// This should never happen. And it’s for just the same reason that many brilliant engineers dismissed ideas like the internet, real time direction-routing, and digital currency as impossible for decades before they were implemented. For a coder, there’s inherent anxiety in impossibiilty, anxiety that can push them toward surrender rather than creative problem-solving.
But during the earlier design and ideation stages of projects, before we start writing code, we need to remind ourselves and our teammates to remain open. Nothing’s decided, nothing’s set in stone, and therefore many things are possible that might not seem that way at first. The Waterfall model of development forces this openness to end when building begins, but newer software methodologies like agile development promote the idea that we should expect design iteration to continue during software construction and therefore allow for open mode thinking throughout a project.
Cleese also suggests ways to avoid choking off our creativity too early. He recommends collaborators establish as free an atmosphere as possible in the open mode. Improvisational comedians have a well-known shorthand for this kind of openness to whatever ideas are presented: “Yes, and”.
And never say anything to squash them either, never say “no” or “wrong” or “I don’t like that.” Always be positive, and build on what is being said:
- “Would it be even better if…”
- “I don’t quite understand that, can you just explain it again?”
- “Go on…”
- “What if…?”
- “Let’s pretend…”
Even if an idea that a coworker proposes is truly impossible, it can still have value. In Edward de Bono’s book Practical Thinking, he writes about the value of intermediate impossibles. Sometimes unrealistic ideas are just a step on the path toward something that will work brilliantly. For example, you might design an impossible sign-up screen that magically knows the user’s name and email, and then realize later in a brainstorm that you don’t need either piece of information at all and still end up with a great user experience. De Bono calls this lateral thinking. As opposed to logical thinking, which requires a linear progression of true statements (just like most computer programs), lateral thinking allows and even encourages impossible ideas as middle steps, as they often help us get to a better end result.
The use of an Intermediate Impossible is completely contrary to ordinary logical thinking in which you have to be right at each stage.
It doesn’t matter if the Intermediate Impossible is right or absurd, it can nevertheless be used as a stepping stone to another idea that is right.
As software makers, we could all stand to be more open to the impossible, especially given that the technology we create must help solve wicked problems outside our screens, like climate change, transportation, and healthcare, problems that will require immense creativity and teamwork.

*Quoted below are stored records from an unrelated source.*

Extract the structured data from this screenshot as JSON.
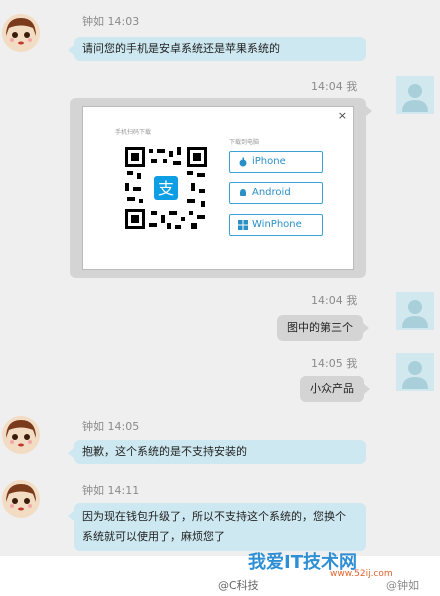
{
  "colors": {
    "left_bubble": "#cde8f0",
    "right_bubble": "#d4d4d4",
    "background": "#efefef",
    "accent": "#2a8fc6"
  },
  "messages": [
    {
      "side": "left",
      "sender": "钟如",
      "time": "14:03",
      "text": "请问您的手机是安卓系统还是苹果系统的"
    },
    {
      "side": "right",
      "sender": "我",
      "time": "14:04",
      "type": "image",
      "image": {
        "left_label": "手机扫码下载",
        "right_label": "下载到电脑",
        "close": "×",
        "buttons": [
          {
            "label": "iPhone",
            "icon": "apple-icon"
          },
          {
            "label": "Android",
            "icon": "android-icon"
          },
          {
            "label": "WinPhone",
            "icon": "windows-icon"
          }
        ]
      }
    },
    {
      "side": "right",
      "sender": "我",
      "time": "14:04",
      "text": "图中的第三个"
    },
    {
      "side": "right",
      "sender": "我",
      "time": "14:05",
      "text": "小众产品"
    },
    {
      "side": "left",
      "sender": "钟如",
      "time": "14:05",
      "text": "抱歉，这个系统的是不支持安装的"
    },
    {
      "side": "left",
      "sender": "钟如",
      "time": "14:11",
      "text_line1": "因为现在钱包升级了，所以不支持这个系统的，您换个",
      "text_line2": "系统就可以使用了，麻烦您了"
    }
  ],
  "watermark": {
    "brand": "我爱IT技术网",
    "url": "www.52ij.com",
    "weibo1": "@C科技",
    "weibo2": "@钟如"
  }
}
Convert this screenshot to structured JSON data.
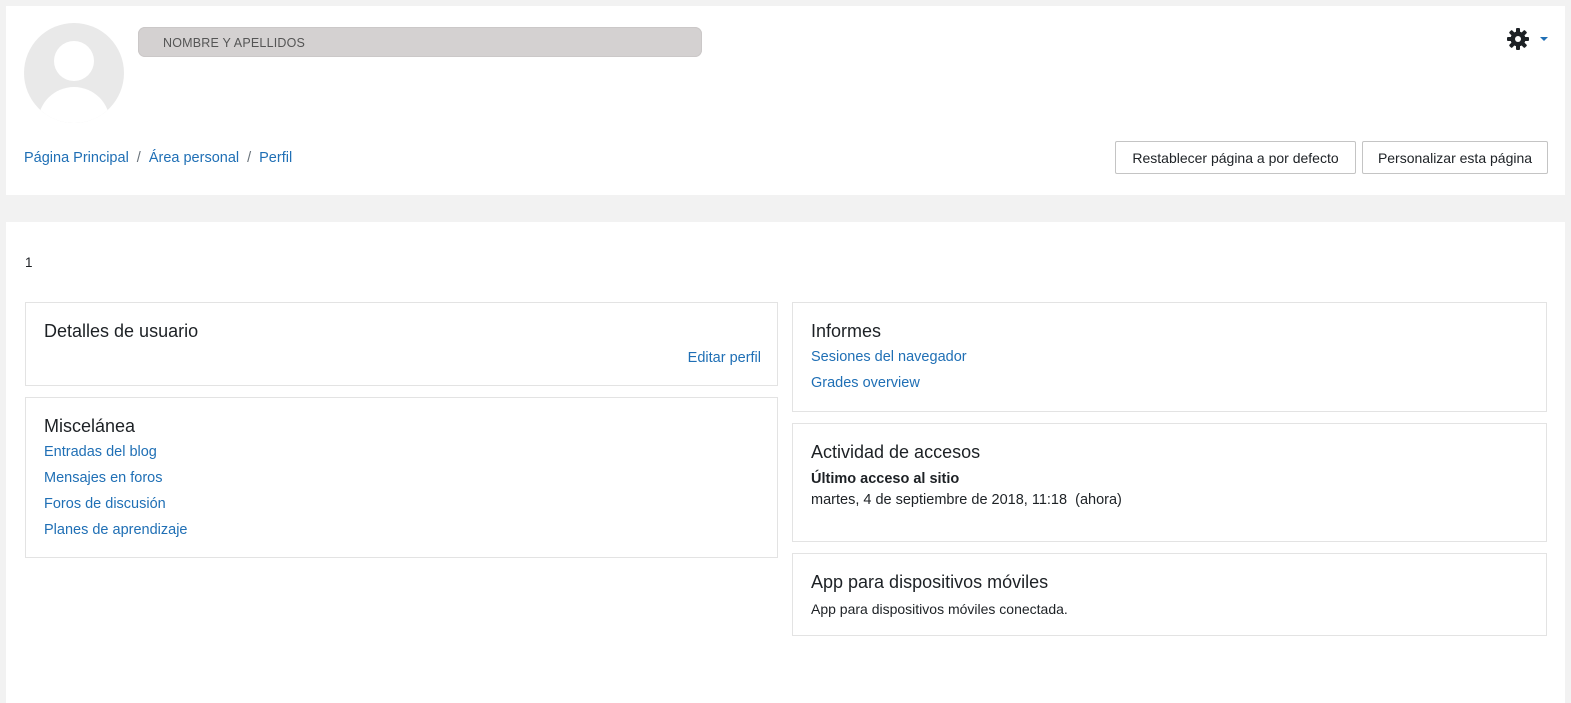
{
  "header": {
    "user_name": "NOMBRE Y APELLIDOS",
    "breadcrumb": {
      "home": "Página Principal",
      "dashboard": "Área personal",
      "profile": "Perfil",
      "separator": "/"
    },
    "reset_button": "Restablecer página a por defecto",
    "customize_button": "Personalizar esta página",
    "settings_icon": "gear-icon",
    "accent_color": "#1f6fb5"
  },
  "main": {
    "counter": "1",
    "user_details": {
      "title": "Detalles de usuario",
      "edit_link": "Editar perfil"
    },
    "misc": {
      "title": "Miscelánea",
      "items": [
        "Entradas del blog",
        "Mensajes en foros",
        "Foros de discusión",
        "Planes de aprendizaje"
      ]
    },
    "reports": {
      "title": "Informes",
      "items": [
        "Sesiones del navegador",
        "Grades overview"
      ]
    },
    "access": {
      "title": "Actividad de accesos",
      "last_access_label": "Último acceso al sitio",
      "last_access_value": "martes, 4 de septiembre de 2018, 11:18  (ahora)"
    },
    "mobile": {
      "title": "App para dispositivos móviles",
      "text": "App para dispositivos móviles conectada."
    }
  }
}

To overcome what seem like impossible tasks, we first need to believe that there might be a way to do so.
The next time you’re playing around with new ideas and someone tells you that they’re impossible, remind them of what John Cleese said, ”When you’re playing, nothing is wrong.”